Find the word "System" in the records below. List each line containing it.

Material for this task:
Content starts

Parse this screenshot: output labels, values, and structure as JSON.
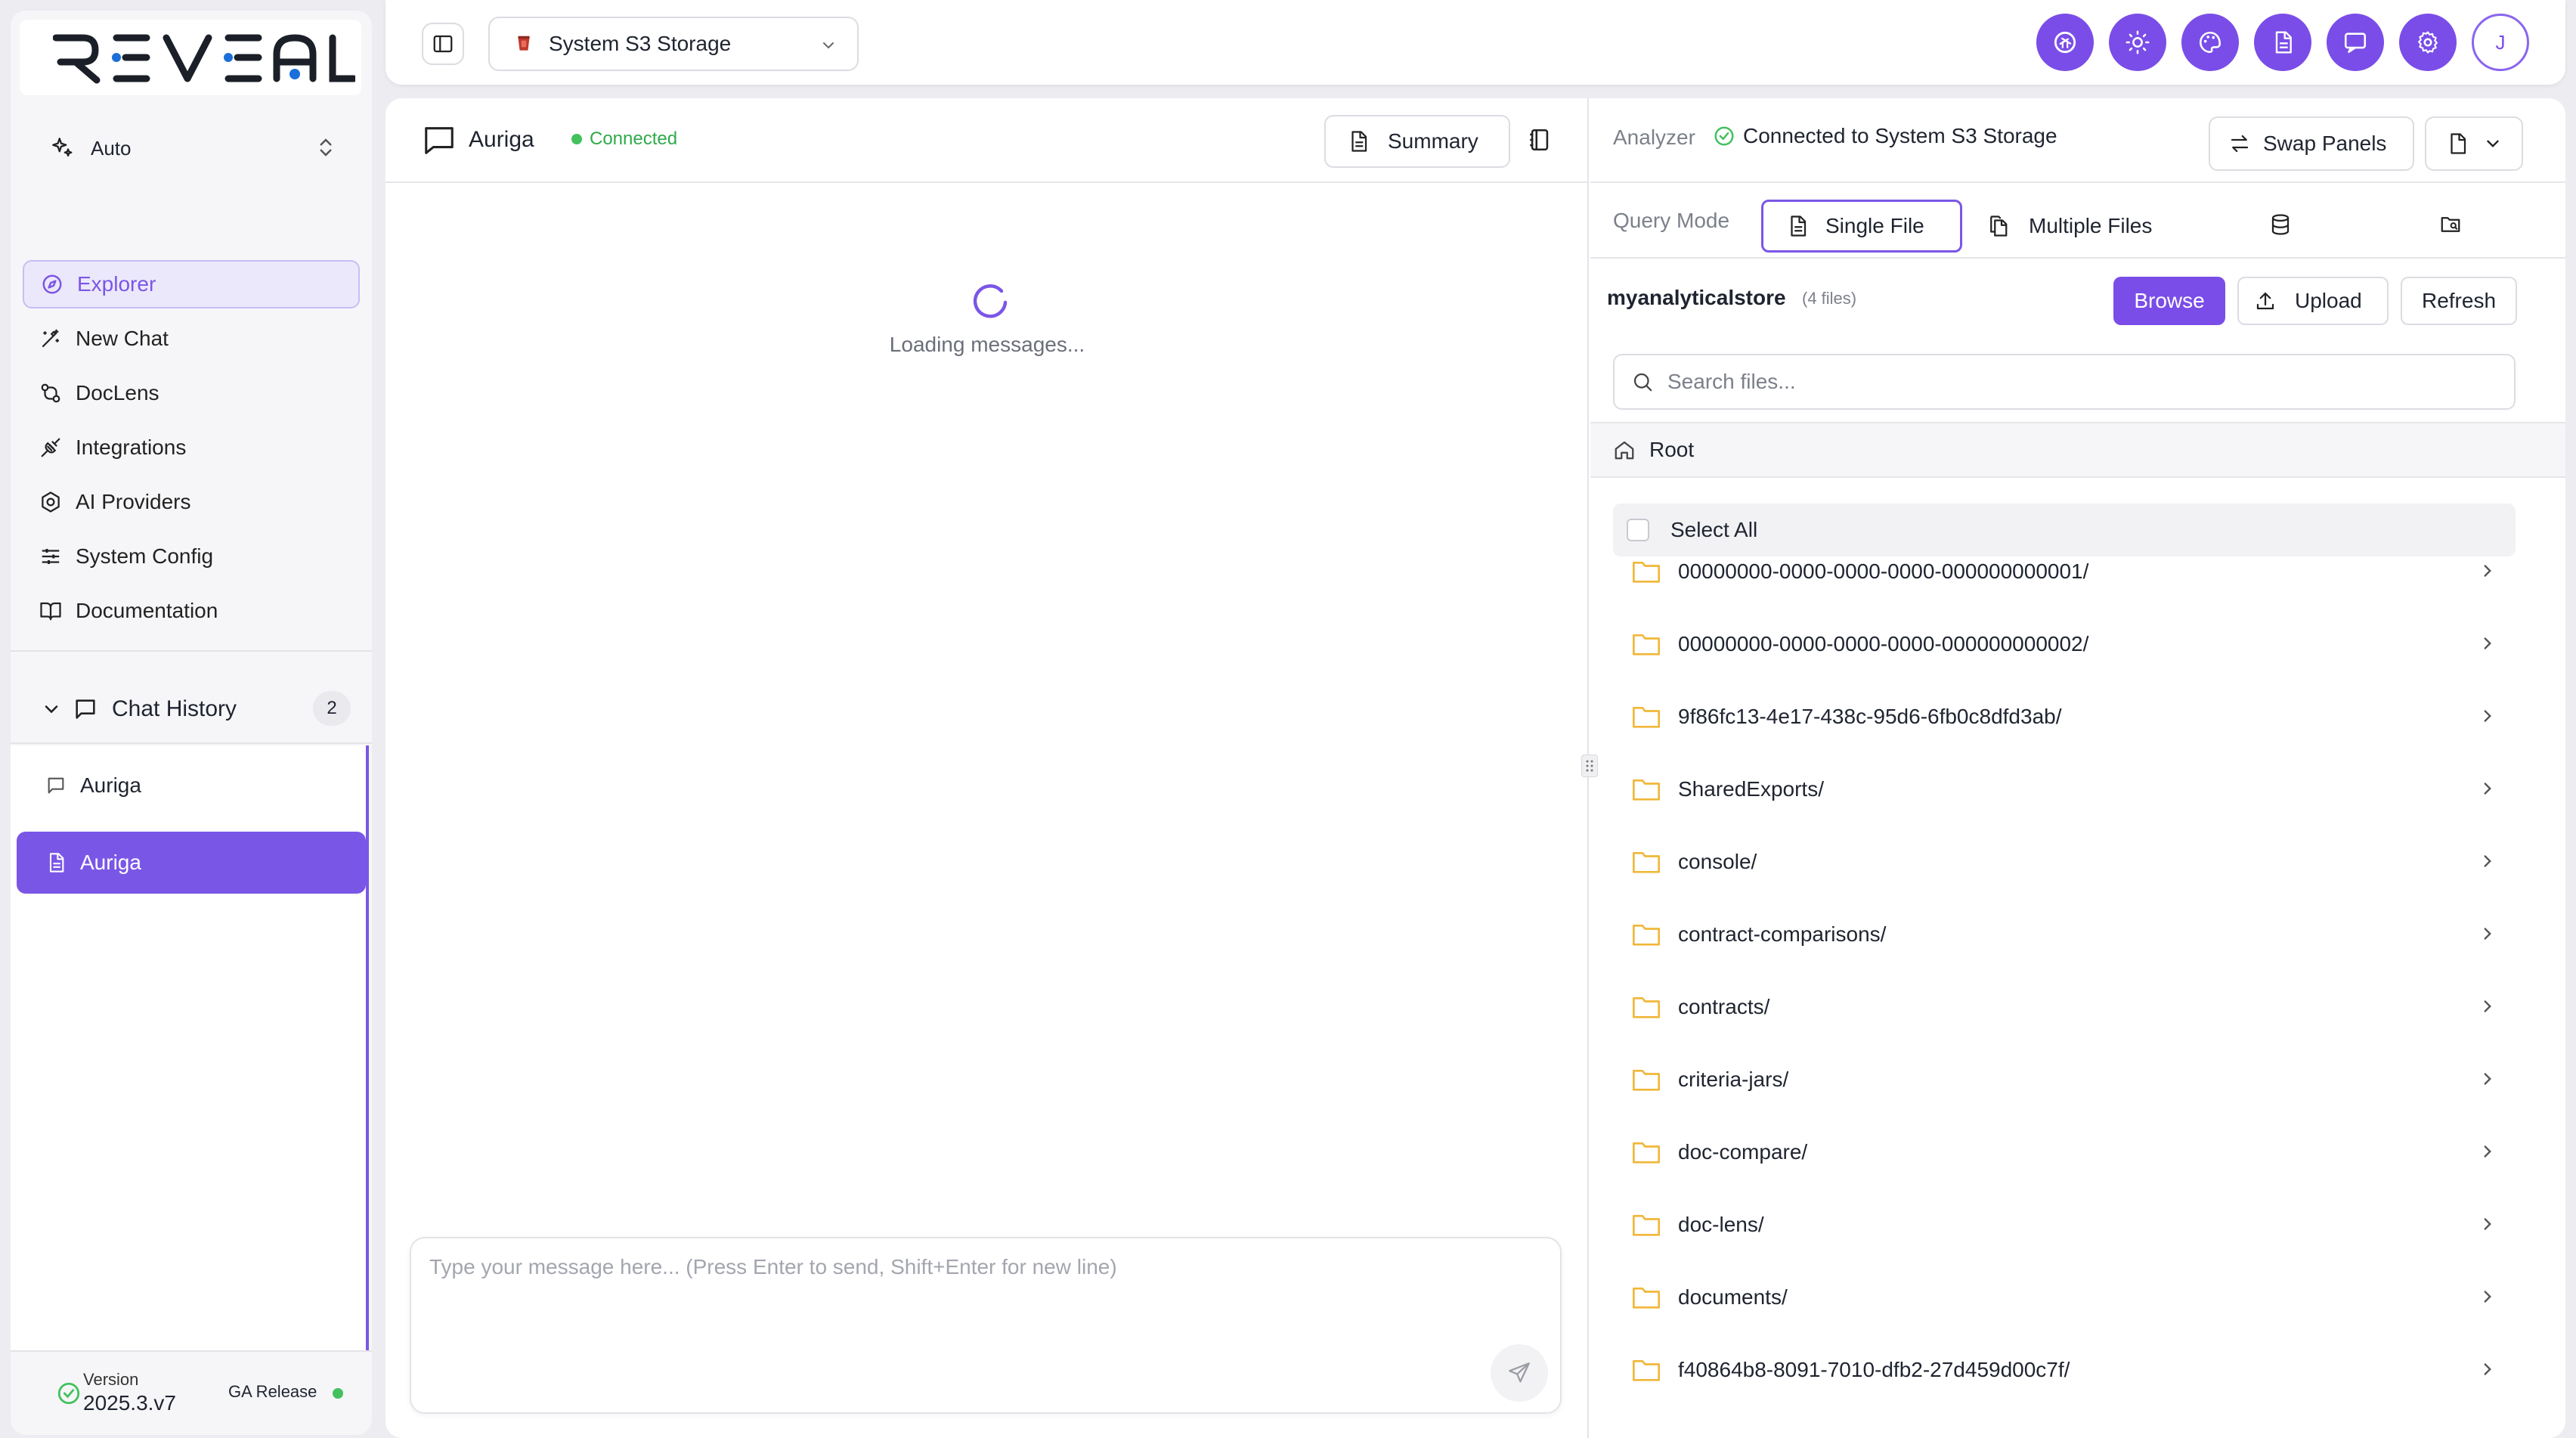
{
  "brand": {
    "logo_text": "REVEAL"
  },
  "mode_selector": {
    "label": "Auto"
  },
  "nav": [
    {
      "label": "Explorer",
      "icon": "compass-icon",
      "active": true
    },
    {
      "label": "New Chat",
      "icon": "magic-wand-icon"
    },
    {
      "label": "DocLens",
      "icon": "doclens-icon"
    },
    {
      "label": "Integrations",
      "icon": "plug-icon"
    },
    {
      "label": "AI Providers",
      "icon": "hexagon-icon"
    },
    {
      "label": "System Config",
      "icon": "sliders-icon"
    },
    {
      "label": "Documentation",
      "icon": "book-open-icon"
    }
  ],
  "chat_history": {
    "label": "Chat History",
    "count": "2",
    "items": [
      {
        "label": "Auriga",
        "icon": "message-icon",
        "active": false
      },
      {
        "label": "Auriga",
        "icon": "file-text-icon",
        "active": true
      }
    ]
  },
  "footer": {
    "version_label": "Version",
    "version": "2025.3.v7",
    "release": "GA Release"
  },
  "topbar": {
    "storage": "System S3 Storage",
    "actions": [
      "openai-icon",
      "sun-icon",
      "palette-icon",
      "document-icon",
      "chat-icon",
      "settings-icon"
    ],
    "avatar_initial": "J"
  },
  "chat": {
    "title": "Auriga",
    "status": "Connected",
    "summary_label": "Summary",
    "loading": "Loading messages...",
    "placeholder": "Type your message here... (Press Enter to send, Shift+Enter for new line)"
  },
  "analyzer": {
    "label": "Analyzer",
    "status": "Connected to System S3 Storage",
    "swap_label": "Swap Panels",
    "query_mode_label": "Query Mode",
    "single_file": "Single File",
    "multiple_files": "Multiple Files",
    "store_name": "myanalyticalstore",
    "file_count": "(4 files)",
    "browse": "Browse",
    "upload": "Upload",
    "refresh": "Refresh",
    "search_placeholder": "Search files...",
    "root": "Root",
    "select_all": "Select All",
    "folders": [
      "00000000-0000-0000-0000-000000000001/",
      "00000000-0000-0000-0000-000000000002/",
      "9f86fc13-4e17-438c-95d6-6fb0c8dfd3ab/",
      "SharedExports/",
      "console/",
      "contract-comparisons/",
      "contracts/",
      "criteria-jars/",
      "doc-compare/",
      "doc-lens/",
      "documents/",
      "f40864b8-8091-7010-dfb2-27d459d00c7f/"
    ]
  },
  "colors": {
    "accent": "#7a4de8",
    "connected": "#43c15f",
    "folder": "#f0b73a"
  }
}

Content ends

Response to this exercise:
      "label": "System Config",
    "storage": "System S3 Storage",
    "status": "Connected to System S3 Storage",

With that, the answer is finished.